== Segment start ==
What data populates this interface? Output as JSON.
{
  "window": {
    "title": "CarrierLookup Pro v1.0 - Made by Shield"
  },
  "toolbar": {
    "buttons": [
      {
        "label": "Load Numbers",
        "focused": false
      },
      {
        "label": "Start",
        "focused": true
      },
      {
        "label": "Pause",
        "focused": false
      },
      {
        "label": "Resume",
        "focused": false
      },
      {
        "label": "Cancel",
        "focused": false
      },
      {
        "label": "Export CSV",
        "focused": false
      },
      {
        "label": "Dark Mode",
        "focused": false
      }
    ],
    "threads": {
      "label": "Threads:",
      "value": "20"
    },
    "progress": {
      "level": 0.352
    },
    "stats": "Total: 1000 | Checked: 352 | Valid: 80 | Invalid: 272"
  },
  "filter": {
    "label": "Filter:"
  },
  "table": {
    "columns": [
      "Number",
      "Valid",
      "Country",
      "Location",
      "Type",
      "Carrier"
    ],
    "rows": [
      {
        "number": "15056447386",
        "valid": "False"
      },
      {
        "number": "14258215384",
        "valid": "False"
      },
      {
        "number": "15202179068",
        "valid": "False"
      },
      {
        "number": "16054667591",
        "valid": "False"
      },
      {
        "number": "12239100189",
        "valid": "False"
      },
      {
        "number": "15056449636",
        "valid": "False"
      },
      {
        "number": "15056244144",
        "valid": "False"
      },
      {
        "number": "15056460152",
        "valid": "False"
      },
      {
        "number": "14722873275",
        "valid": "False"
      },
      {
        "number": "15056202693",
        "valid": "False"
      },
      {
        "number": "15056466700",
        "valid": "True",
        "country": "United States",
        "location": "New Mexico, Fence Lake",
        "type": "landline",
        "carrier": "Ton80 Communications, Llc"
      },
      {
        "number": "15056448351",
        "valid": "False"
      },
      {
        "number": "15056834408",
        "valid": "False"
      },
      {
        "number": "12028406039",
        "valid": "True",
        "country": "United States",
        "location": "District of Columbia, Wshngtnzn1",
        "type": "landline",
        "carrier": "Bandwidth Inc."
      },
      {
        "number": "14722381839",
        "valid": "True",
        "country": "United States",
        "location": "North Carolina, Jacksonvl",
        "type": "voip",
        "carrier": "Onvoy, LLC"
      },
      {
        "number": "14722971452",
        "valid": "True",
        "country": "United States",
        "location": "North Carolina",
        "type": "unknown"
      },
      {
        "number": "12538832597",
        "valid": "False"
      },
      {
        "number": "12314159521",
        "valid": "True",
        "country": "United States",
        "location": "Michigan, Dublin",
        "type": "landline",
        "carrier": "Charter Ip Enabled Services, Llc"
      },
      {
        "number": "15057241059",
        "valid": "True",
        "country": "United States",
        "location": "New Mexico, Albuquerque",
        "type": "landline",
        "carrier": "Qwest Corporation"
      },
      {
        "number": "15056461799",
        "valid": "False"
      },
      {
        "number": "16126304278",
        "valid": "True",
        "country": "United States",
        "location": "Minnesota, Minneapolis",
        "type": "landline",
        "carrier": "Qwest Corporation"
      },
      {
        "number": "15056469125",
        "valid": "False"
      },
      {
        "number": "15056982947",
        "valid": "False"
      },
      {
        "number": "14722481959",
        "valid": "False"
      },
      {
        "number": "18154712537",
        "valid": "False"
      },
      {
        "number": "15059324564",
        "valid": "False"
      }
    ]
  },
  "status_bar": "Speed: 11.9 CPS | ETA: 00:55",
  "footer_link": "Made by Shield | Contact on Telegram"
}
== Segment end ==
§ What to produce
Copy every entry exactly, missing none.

§ Task output
What data populates this interface? Output as JSON.
{
  "window": {
    "title": "CarrierLookup Pro v1.0 - Made by Shield"
  },
  "toolbar": {
    "buttons": [
      {
        "label": "Load Numbers",
        "focused": false
      },
      {
        "label": "Start",
        "focused": true
      },
      {
        "label": "Pause",
        "focused": false
      },
      {
        "label": "Resume",
        "focused": false
      },
      {
        "label": "Cancel",
        "focused": false
      },
      {
        "label": "Export CSV",
        "focused": false
      },
      {
        "label": "Dark Mode",
        "focused": false
      }
    ],
    "threads": {
      "label": "Threads:",
      "value": "20"
    },
    "progress": {
      "level": 0.352
    },
    "stats": "Total: 1000 | Checked: 352 | Valid: 80 | Invalid: 272"
  },
  "filter": {
    "label": "Filter:"
  },
  "table": {
    "columns": [
      "Number",
      "Valid",
      "Country",
      "Location",
      "Type",
      "Carrier"
    ],
    "rows": [
      {
        "number": "15056447386",
        "valid": "False"
      },
      {
        "number": "14258215384",
        "valid": "False"
      },
      {
        "number": "15202179068",
        "valid": "False"
      },
      {
        "number": "16054667591",
        "valid": "False"
      },
      {
        "number": "12239100189",
        "valid": "False"
      },
      {
        "number": "15056449636",
        "valid": "False"
      },
      {
        "number": "15056244144",
        "valid": "False"
      },
      {
        "number": "15056460152",
        "valid": "False"
      },
      {
        "number": "14722873275",
        "valid": "False"
      },
      {
        "number": "15056202693",
        "valid": "False"
      },
      {
        "number": "15056466700",
        "valid": "True",
        "country": "United States",
        "location": "New Mexico, Fence Lake",
        "type": "landline",
        "carrier": "Ton80 Communications, Llc"
      },
      {
        "number": "15056448351",
        "valid": "False"
      },
      {
        "number": "15056834408",
        "valid": "False"
      },
      {
        "number": "12028406039",
        "valid": "True",
        "country": "United States",
        "location": "District of Columbia, Wshngtnzn1",
        "type": "landline",
        "carrier": "Bandwidth Inc."
      },
      {
        "number": "14722381839",
        "valid": "True",
        "country": "United States",
        "location": "North Carolina, Jacksonvl",
        "type": "voip",
        "carrier": "Onvoy, LLC"
      },
      {
        "number": "14722971452",
        "valid": "True",
        "country": "United States",
        "location": "North Carolina",
        "type": "unknown"
      },
      {
        "number": "12538832597",
        "valid": "False"
      },
      {
        "number": "12314159521",
        "valid": "True",
        "country": "United States",
        "location": "Michigan, Dublin",
        "type": "landline",
        "carrier": "Charter Ip Enabled Services, Llc"
      },
      {
        "number": "15057241059",
        "valid": "True",
        "country": "United States",
        "location": "New Mexico, Albuquerque",
        "type": "landline",
        "carrier": "Qwest Corporation"
      },
      {
        "number": "15056461799",
        "valid": "False"
      },
      {
        "number": "16126304278",
        "valid": "True",
        "country": "United States",
        "location": "Minnesota, Minneapolis",
        "type": "landline",
        "carrier": "Qwest Corporation"
      },
      {
        "number": "15056469125",
        "valid": "False"
      },
      {
        "number": "15056982947",
        "valid": "False"
      },
      {
        "number": "14722481959",
        "valid": "False"
      },
      {
        "number": "18154712537",
        "valid": "False"
      },
      {
        "number": "15059324564",
        "valid": "False"
      }
    ]
  },
  "status_bar": "Speed: 11.9 CPS | ETA: 00:55",
  "footer_link": "Made by Shield | Contact on Telegram"
}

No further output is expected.